The Rolex GMT is a model shrouded in lore, aside from it being an icon of the modern Rolex offering, it has adorned the wrists of Pablo Picasso, Fidel Castro, Honor Blackman, Tom Selleck and Hunter S. Thompson to name just a few.
In 1953, Rolex was asked by Pan American Airlines and a European airline (there is some speculation as to which one), with the request to produce a watch for pilots that could display two time zones simultaneously. In 1954 the first GMT, reference 6542, was released, featuring a luminous Bakelite bezel with a 24-hour indication, black gloss dial with luminous hour markers and an additional red “GMT” hand with a luminous pointer.
It immediately became the official timepiece of Pan Am and became Rolex's first GMT-Master ever produced. Their pilots found the watch to be a useful tool in the cockpit where many timing calculations were necessary over the duration of a flight. In addition, the simple ability to know what time it was 'back home' was legible at a glance, with the watch's luminous Bakelite bezel.
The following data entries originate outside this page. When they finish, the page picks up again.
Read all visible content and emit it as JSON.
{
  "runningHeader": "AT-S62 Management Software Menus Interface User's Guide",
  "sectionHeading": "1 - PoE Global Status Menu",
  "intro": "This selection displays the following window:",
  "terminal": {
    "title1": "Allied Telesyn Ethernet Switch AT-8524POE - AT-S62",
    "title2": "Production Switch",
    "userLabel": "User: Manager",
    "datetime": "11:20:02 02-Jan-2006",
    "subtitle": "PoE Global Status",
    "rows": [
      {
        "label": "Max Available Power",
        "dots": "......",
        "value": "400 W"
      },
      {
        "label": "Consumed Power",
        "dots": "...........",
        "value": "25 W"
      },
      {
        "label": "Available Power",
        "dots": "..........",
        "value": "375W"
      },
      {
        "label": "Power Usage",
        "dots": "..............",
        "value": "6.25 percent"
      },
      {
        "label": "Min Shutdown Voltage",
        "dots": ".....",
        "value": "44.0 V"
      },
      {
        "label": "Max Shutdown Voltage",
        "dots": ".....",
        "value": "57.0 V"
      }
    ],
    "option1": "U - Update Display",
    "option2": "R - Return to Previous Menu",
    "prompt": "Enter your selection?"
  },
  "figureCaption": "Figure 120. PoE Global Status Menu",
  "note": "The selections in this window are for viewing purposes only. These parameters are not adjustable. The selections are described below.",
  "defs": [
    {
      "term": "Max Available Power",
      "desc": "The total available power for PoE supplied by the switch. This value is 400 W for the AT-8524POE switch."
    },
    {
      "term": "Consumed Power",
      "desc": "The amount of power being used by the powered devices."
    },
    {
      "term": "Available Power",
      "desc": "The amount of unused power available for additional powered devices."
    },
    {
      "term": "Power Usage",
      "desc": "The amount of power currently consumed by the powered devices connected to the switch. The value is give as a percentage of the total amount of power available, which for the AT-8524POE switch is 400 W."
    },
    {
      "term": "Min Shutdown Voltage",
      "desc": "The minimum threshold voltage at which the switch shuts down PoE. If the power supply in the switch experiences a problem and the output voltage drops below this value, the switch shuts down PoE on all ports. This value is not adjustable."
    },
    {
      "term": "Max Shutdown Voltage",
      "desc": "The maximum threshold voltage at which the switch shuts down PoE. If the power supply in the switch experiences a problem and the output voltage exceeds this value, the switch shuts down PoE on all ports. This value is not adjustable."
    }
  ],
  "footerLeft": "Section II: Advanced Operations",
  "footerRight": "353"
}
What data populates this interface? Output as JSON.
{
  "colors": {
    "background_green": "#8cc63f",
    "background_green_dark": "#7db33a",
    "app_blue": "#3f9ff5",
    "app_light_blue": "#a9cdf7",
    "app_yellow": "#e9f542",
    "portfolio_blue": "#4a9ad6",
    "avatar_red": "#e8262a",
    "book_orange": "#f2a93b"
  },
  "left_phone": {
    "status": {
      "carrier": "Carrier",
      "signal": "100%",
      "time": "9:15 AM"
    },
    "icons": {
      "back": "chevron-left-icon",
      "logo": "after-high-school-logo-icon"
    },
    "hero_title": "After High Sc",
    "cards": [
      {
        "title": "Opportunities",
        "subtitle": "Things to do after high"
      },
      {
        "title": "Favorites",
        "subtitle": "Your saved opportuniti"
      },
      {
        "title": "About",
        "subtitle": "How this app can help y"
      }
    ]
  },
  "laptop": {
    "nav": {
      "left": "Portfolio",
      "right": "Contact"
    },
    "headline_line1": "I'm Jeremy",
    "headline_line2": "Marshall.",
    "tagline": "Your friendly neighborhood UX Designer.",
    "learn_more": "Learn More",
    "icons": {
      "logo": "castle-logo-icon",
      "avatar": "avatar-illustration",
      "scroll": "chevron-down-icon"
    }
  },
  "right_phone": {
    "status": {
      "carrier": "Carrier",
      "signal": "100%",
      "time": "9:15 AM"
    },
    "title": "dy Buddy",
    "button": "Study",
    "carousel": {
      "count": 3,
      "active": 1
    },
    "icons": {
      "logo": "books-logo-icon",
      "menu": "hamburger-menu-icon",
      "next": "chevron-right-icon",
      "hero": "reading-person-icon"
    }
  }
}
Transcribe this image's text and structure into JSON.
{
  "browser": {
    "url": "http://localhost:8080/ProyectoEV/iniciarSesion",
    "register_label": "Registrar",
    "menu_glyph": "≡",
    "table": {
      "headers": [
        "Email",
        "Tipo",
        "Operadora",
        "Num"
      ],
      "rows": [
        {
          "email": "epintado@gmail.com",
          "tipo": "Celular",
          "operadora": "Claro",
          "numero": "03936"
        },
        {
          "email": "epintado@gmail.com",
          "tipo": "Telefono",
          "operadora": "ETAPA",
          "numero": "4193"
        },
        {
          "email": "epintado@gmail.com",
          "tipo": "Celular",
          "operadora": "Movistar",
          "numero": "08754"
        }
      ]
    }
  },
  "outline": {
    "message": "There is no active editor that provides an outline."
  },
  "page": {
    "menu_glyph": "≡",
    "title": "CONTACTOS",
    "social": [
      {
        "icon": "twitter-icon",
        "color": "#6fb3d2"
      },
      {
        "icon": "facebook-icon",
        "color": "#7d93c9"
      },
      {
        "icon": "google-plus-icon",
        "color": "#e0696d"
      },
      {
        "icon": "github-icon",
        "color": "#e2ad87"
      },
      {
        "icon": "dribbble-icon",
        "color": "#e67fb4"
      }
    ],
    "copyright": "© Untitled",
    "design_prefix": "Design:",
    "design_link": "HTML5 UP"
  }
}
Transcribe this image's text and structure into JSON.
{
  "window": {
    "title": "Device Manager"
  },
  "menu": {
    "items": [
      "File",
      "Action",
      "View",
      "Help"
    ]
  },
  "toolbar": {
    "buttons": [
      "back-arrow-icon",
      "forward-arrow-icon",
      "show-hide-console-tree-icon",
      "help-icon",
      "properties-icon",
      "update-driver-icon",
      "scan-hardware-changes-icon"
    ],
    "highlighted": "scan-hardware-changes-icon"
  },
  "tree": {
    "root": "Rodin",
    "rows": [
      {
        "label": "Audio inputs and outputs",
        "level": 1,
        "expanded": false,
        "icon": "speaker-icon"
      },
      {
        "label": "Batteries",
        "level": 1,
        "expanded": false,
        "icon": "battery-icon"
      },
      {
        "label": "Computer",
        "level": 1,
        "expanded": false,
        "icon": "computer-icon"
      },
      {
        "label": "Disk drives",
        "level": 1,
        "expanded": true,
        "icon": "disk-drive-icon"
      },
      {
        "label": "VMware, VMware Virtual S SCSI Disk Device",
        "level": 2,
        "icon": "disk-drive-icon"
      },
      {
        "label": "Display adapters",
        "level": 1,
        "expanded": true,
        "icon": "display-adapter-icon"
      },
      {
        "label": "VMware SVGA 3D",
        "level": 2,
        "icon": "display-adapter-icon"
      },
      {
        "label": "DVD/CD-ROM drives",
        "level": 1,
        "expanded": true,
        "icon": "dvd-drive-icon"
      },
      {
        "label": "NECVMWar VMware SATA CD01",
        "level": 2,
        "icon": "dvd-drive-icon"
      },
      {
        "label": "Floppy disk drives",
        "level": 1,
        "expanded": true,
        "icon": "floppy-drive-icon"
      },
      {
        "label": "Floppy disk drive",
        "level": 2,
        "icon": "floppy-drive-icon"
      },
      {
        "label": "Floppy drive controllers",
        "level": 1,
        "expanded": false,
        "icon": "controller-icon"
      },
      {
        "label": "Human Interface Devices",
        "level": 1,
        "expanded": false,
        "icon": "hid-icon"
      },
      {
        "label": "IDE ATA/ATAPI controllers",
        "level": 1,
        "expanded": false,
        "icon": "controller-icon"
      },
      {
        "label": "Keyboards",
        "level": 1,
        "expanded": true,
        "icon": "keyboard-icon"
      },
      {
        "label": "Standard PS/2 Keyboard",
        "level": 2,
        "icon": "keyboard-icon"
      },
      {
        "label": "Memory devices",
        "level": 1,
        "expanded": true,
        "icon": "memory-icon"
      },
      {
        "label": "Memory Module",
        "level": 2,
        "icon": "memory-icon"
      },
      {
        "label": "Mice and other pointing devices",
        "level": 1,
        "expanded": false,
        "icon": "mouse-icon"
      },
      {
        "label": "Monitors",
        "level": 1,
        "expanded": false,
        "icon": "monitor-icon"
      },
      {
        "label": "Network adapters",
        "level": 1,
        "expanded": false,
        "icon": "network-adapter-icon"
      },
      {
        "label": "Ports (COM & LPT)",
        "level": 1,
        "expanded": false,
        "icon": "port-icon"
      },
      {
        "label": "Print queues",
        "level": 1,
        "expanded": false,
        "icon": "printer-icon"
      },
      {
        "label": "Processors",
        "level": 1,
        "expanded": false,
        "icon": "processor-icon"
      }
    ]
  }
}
The present watch was made in 1958 and belonged to Captain Clarence “Jooj” Warren Jr. and is being offered for sale by his family. Born in 1917, Warren was recruited by Pan Am straight out of the military and became a Captain with the airline at the young age of 25. Living in a small bubble of other Pan Am Pilots and employees in Ridgefield Connecticut, Clarence very much embodied the slick jet-setting airline captain, wearing a Rolex and driving a Porsche 356.
Warren was often requested by the White House, by name, to ferry the President, members of the cabinet and White House press to various locations. Such as in 1960 when he was asked to fly President Eisenhower to Hawaii for whom he had met and flown several times over the course of his career.
Earlier in 1959, when vice-president Nixon visited the Soviet Union; the White House requested Warren to pilot the non-stop New York to Moscow flight, which was considered a feat of passenger aviation, and the opportunity was not missed by the executives at Rolex. Speaking with the family of Capt. Warren they believe the watch was given to him ahead of the flight by Rolex, which he then “wore religiously” when flying. In any case, the present watch can be seen on his Warren’s wrist in the 1959 “Pan Am flies on Rolex time” advert and is still viewable as the banner on the Rolex website on their Conquering the Skies page. In addition, the watch is known and has been covered.
The reference 6542 has become a top-tier collector’s dream when preserved in original condition. Of the 605 pieces imported to the US, only a handful exist in noteworthy condition. Following a recall in the late 1950’s due to the radium used in the bezel, paired with the brittle nature of Bakelite and service centers polishing many cases further and further away from their factory proportions, few have survived in whole condition.
When a collector searches for a watch, they tend to look for one of three main attributes: rarity, provenance and condition. This present watch exhibits all three and is an incredibly rare opportunity to acquire a piece worthy of a museum collection.
Sotheby’s is proud to offer this historically important watch, fresh to market on behalf of the family of Captain Warren.